Given entries below:

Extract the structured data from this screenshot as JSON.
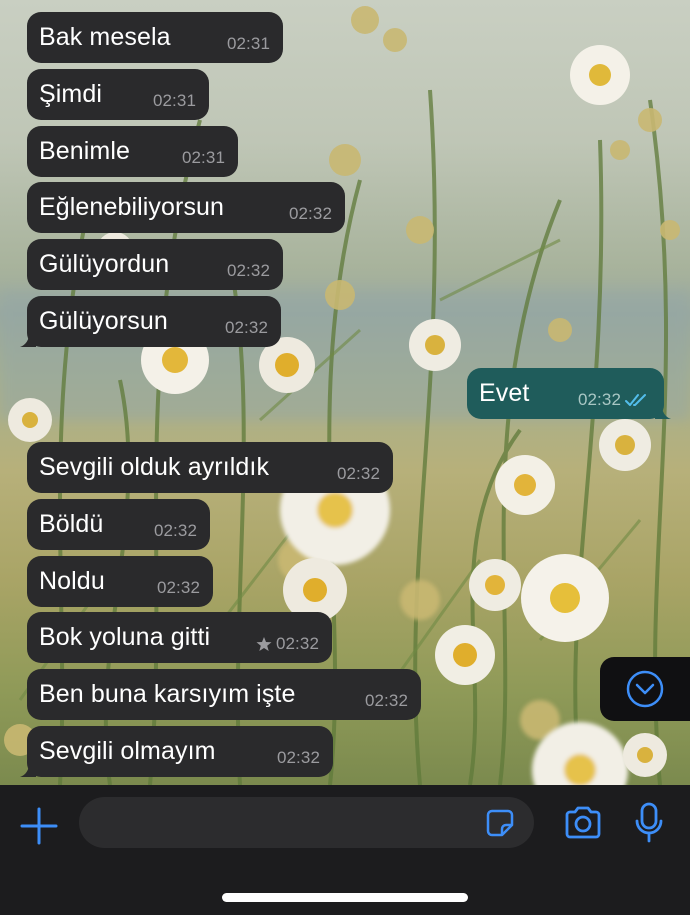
{
  "conversation": {
    "messages": [
      {
        "direction": "in",
        "text": "Bak mesela",
        "time": "02:31"
      },
      {
        "direction": "in",
        "text": "Şimdi",
        "time": "02:31"
      },
      {
        "direction": "in",
        "text": "Benimle",
        "time": "02:31"
      },
      {
        "direction": "in",
        "text": "Eğlenebiliyorsun",
        "time": "02:32"
      },
      {
        "direction": "in",
        "text": "Gülüyordun",
        "time": "02:32"
      },
      {
        "direction": "in",
        "text": "Gülüyorsun",
        "time": "02:32"
      },
      {
        "direction": "out",
        "text": "Evet",
        "time": "02:32",
        "status": "read"
      },
      {
        "direction": "in",
        "text": "Sevgili olduk ayrıldık",
        "time": "02:32"
      },
      {
        "direction": "in",
        "text": "Böldü",
        "time": "02:32"
      },
      {
        "direction": "in",
        "text": "Noldu",
        "time": "02:32"
      },
      {
        "direction": "in",
        "text": "Bok yoluna gitti",
        "time": "02:32",
        "starred": true
      },
      {
        "direction": "in",
        "text": "Ben buna karsıyım işte",
        "time": "02:32"
      },
      {
        "direction": "in",
        "text": "Sevgili olmayım",
        "time": "02:32"
      }
    ]
  },
  "composer": {
    "input_value": "",
    "input_placeholder": "",
    "icons": {
      "add": "plus-icon",
      "sticker": "sticker-icon",
      "camera": "camera-icon",
      "mic": "microphone-icon",
      "scroll_down": "chevron-down-icon",
      "starred": "star-icon",
      "read_receipt": "double-check-icon"
    }
  },
  "colors": {
    "incoming_bubble": "#2a2a2c",
    "outgoing_bubble": "#1f5c5b",
    "accent": "#3d8ef8",
    "read_tick": "#53bdeb",
    "bar_background": "#1c1c1e"
  }
}
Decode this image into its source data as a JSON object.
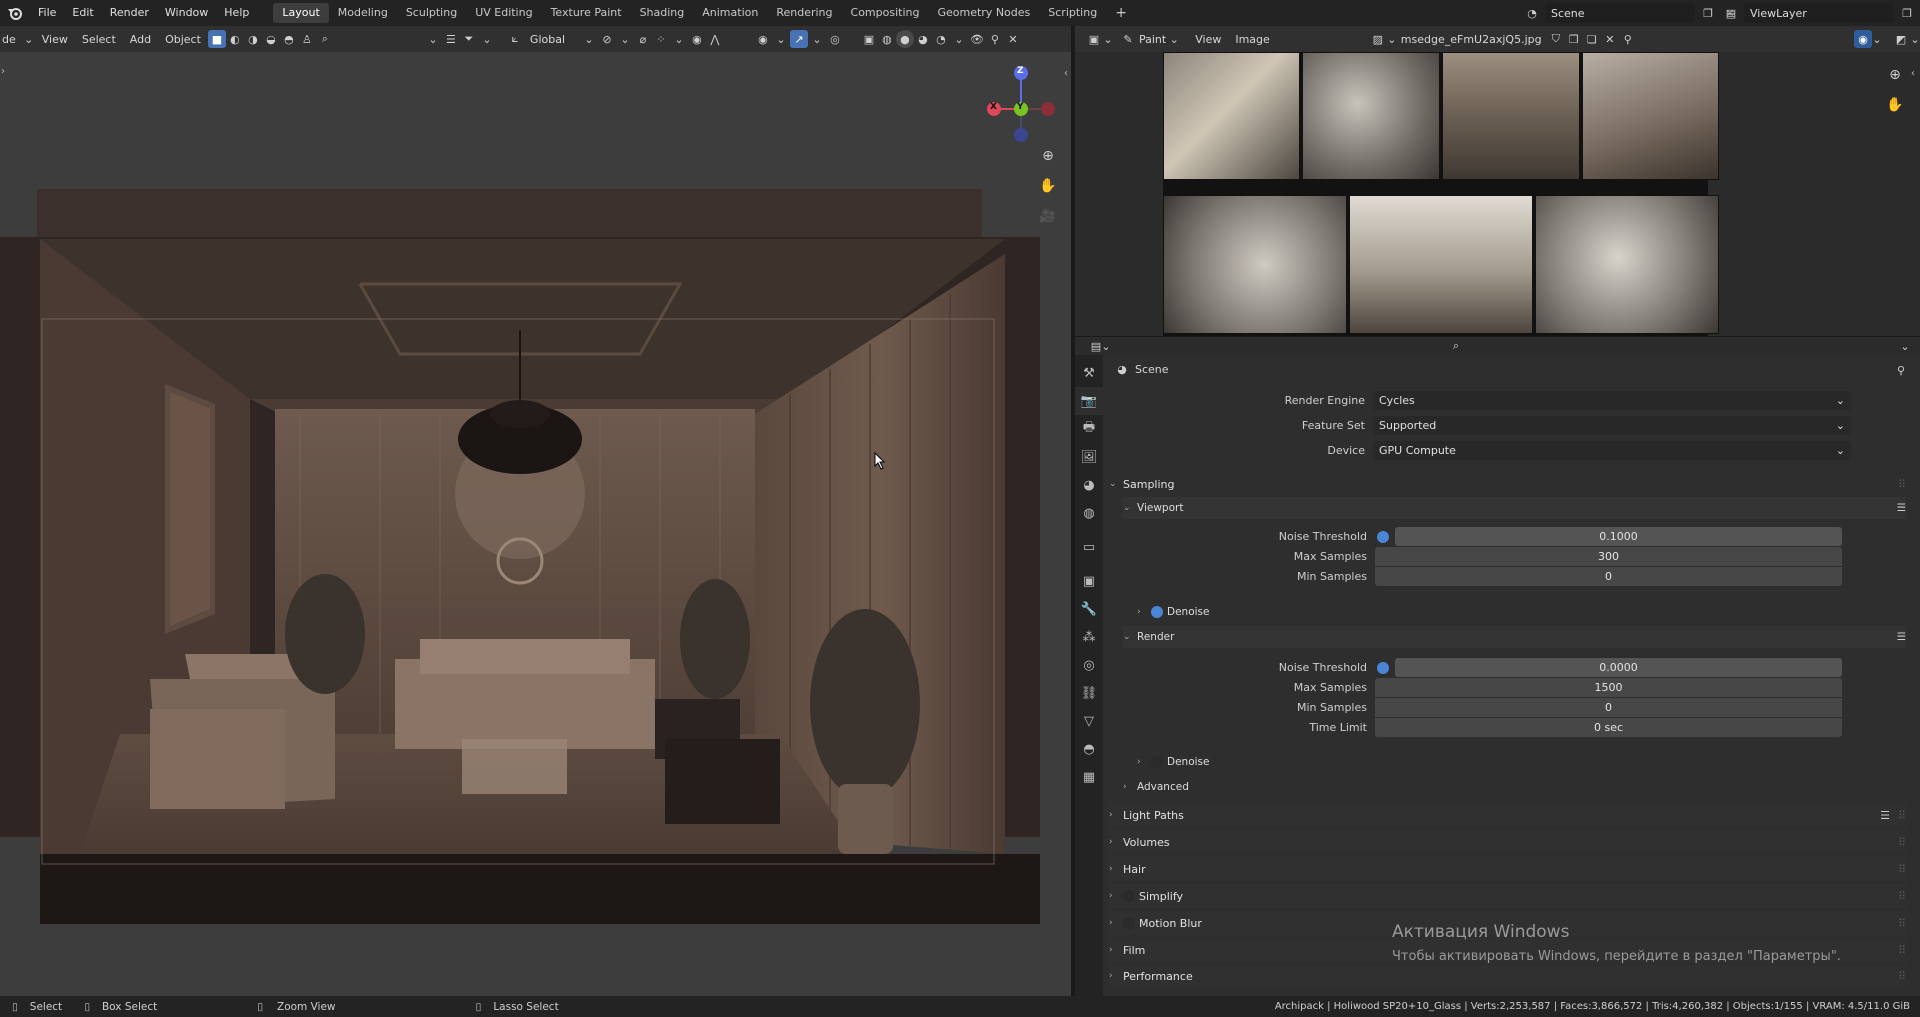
{
  "topbar": {
    "menus": [
      "File",
      "Edit",
      "Render",
      "Window",
      "Help"
    ],
    "workspaces": [
      "Layout",
      "Modeling",
      "Sculpting",
      "UV Editing",
      "Texture Paint",
      "Shading",
      "Animation",
      "Rendering",
      "Compositing",
      "Geometry Nodes",
      "Scripting"
    ],
    "active_workspace": "Layout",
    "add_tab": "+",
    "scene": "Scene",
    "view_layer": "ViewLayer"
  },
  "viewport": {
    "mode": "de",
    "menus": [
      "View",
      "Select",
      "Add",
      "Object"
    ],
    "orientation": "Global",
    "gizmo": {
      "x": "X",
      "y": "Y",
      "z": "Z"
    }
  },
  "image_editor": {
    "mode": "Paint",
    "menus": [
      "View",
      "Image"
    ],
    "image_name": "msedge_eFmU2axjQ5.jpg"
  },
  "properties": {
    "breadcrumb": "Scene",
    "render_engine_label": "Render Engine",
    "render_engine": "Cycles",
    "feature_set_label": "Feature Set",
    "feature_set": "Supported",
    "device_label": "Device",
    "device": "GPU Compute",
    "sampling": {
      "title": "Sampling",
      "viewport": {
        "title": "Viewport",
        "noise_threshold_label": "Noise Threshold",
        "noise_threshold": "0.1000",
        "max_samples_label": "Max Samples",
        "max_samples": "300",
        "min_samples_label": "Min Samples",
        "min_samples": "0",
        "denoise": "Denoise"
      },
      "render": {
        "title": "Render",
        "noise_threshold_label": "Noise Threshold",
        "noise_threshold": "0.0000",
        "max_samples_label": "Max Samples",
        "max_samples": "1500",
        "min_samples_label": "Min Samples",
        "min_samples": "0",
        "time_limit_label": "Time Limit",
        "time_limit": "0 sec",
        "denoise": "Denoise"
      },
      "advanced": "Advanced"
    },
    "panels": [
      "Light Paths",
      "Volumes",
      "Hair",
      "Simplify",
      "Motion Blur",
      "Film",
      "Performance"
    ]
  },
  "watermark": {
    "title": "Активация Windows",
    "text": "Чтобы активировать Windows, перейдите в раздел \"Параметры\"."
  },
  "statusbar": {
    "select": "Select",
    "box_select": "Box Select",
    "zoom_view": "Zoom View",
    "lasso_select": "Lasso Select",
    "stats": "Archipack | Holiwood SP20+10_Glass | Verts:2,253,587 | Faces:3,866,572 | Tris:4,260,382 | Objects:1/155 | VRAM: 4.5/11.0 GiB"
  },
  "colors": {
    "accent": "#4772b3",
    "axis_x": "#e0475a",
    "axis_y": "#79c221",
    "axis_z": "#5b6ee8"
  }
}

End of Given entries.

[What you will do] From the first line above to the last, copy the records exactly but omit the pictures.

[Response to this exercise]
Extract the structured data from this screenshot as JSON.
{
  "conversation": {
    "messages": [
      {
        "direction": "in",
        "text": "Bak mesela",
        "time": "02:31"
      },
      {
        "direction": "in",
        "text": "Şimdi",
        "time": "02:31"
      },
      {
        "direction": "in",
        "text": "Benimle",
        "time": "02:31"
      },
      {
        "direction": "in",
        "text": "Eğlenebiliyorsun",
        "time": "02:32"
      },
      {
        "direction": "in",
        "text": "Gülüyordun",
        "time": "02:32"
      },
      {
        "direction": "in",
        "text": "Gülüyorsun",
        "time": "02:32"
      },
      {
        "direction": "out",
        "text": "Evet",
        "time": "02:32",
        "status": "read"
      },
      {
        "direction": "in",
        "text": "Sevgili olduk ayrıldık",
        "time": "02:32"
      },
      {
        "direction": "in",
        "text": "Böldü",
        "time": "02:32"
      },
      {
        "direction": "in",
        "text": "Noldu",
        "time": "02:32"
      },
      {
        "direction": "in",
        "text": "Bok yoluna gitti",
        "time": "02:32",
        "starred": true
      },
      {
        "direction": "in",
        "text": "Ben buna karsıyım işte",
        "time": "02:32"
      },
      {
        "direction": "in",
        "text": "Sevgili olmayım",
        "time": "02:32"
      }
    ]
  },
  "composer": {
    "input_value": "",
    "input_placeholder": "",
    "icons": {
      "add": "plus-icon",
      "sticker": "sticker-icon",
      "camera": "camera-icon",
      "mic": "microphone-icon",
      "scroll_down": "chevron-down-icon",
      "starred": "star-icon",
      "read_receipt": "double-check-icon"
    }
  },
  "colors": {
    "incoming_bubble": "#2a2a2c",
    "outgoing_bubble": "#1f5c5b",
    "accent": "#3d8ef8",
    "read_tick": "#53bdeb",
    "bar_background": "#1c1c1e"
  }
}
Decode this image into its source data as a JSON object.
{
  "topbar": {
    "menus": [
      "File",
      "Edit",
      "Render",
      "Window",
      "Help"
    ],
    "workspaces": [
      "Layout",
      "Modeling",
      "Sculpting",
      "UV Editing",
      "Texture Paint",
      "Shading",
      "Animation",
      "Rendering",
      "Compositing",
      "Geometry Nodes",
      "Scripting"
    ],
    "active_workspace": "Layout",
    "add_tab": "+",
    "scene": "Scene",
    "view_layer": "ViewLayer"
  },
  "viewport": {
    "mode": "de",
    "menus": [
      "View",
      "Select",
      "Add",
      "Object"
    ],
    "orientation": "Global",
    "gizmo": {
      "x": "X",
      "y": "Y",
      "z": "Z"
    }
  },
  "image_editor": {
    "mode": "Paint",
    "menus": [
      "View",
      "Image"
    ],
    "image_name": "msedge_eFmU2axjQ5.jpg"
  },
  "properties": {
    "breadcrumb": "Scene",
    "render_engine_label": "Render Engine",
    "render_engine": "Cycles",
    "feature_set_label": "Feature Set",
    "feature_set": "Supported",
    "device_label": "Device",
    "device": "GPU Compute",
    "sampling": {
      "title": "Sampling",
      "viewport": {
        "title": "Viewport",
        "noise_threshold_label": "Noise Threshold",
        "noise_threshold": "0.1000",
        "max_samples_label": "Max Samples",
        "max_samples": "300",
        "min_samples_label": "Min Samples",
        "min_samples": "0",
        "denoise": "Denoise"
      },
      "render": {
        "title": "Render",
        "noise_threshold_label": "Noise Threshold",
        "noise_threshold": "0.0000",
        "max_samples_label": "Max Samples",
        "max_samples": "1500",
        "min_samples_label": "Min Samples",
        "min_samples": "0",
        "time_limit_label": "Time Limit",
        "time_limit": "0 sec",
        "denoise": "Denoise"
      },
      "advanced": "Advanced"
    },
    "panels": [
      "Light Paths",
      "Volumes",
      "Hair",
      "Simplify",
      "Motion Blur",
      "Film",
      "Performance"
    ]
  },
  "watermark": {
    "title": "Активация Windows",
    "text": "Чтобы активировать Windows, перейдите в раздел \"Параметры\"."
  },
  "statusbar": {
    "select": "Select",
    "box_select": "Box Select",
    "zoom_view": "Zoom View",
    "lasso_select": "Lasso Select",
    "stats": "Archipack | Holiwood SP20+10_Glass | Verts:2,253,587 | Faces:3,866,572 | Tris:4,260,382 | Objects:1/155 | VRAM: 4.5/11.0 GiB"
  },
  "colors": {
    "accent": "#4772b3",
    "axis_x": "#e0475a",
    "axis_y": "#79c221",
    "axis_z": "#5b6ee8"
  }
}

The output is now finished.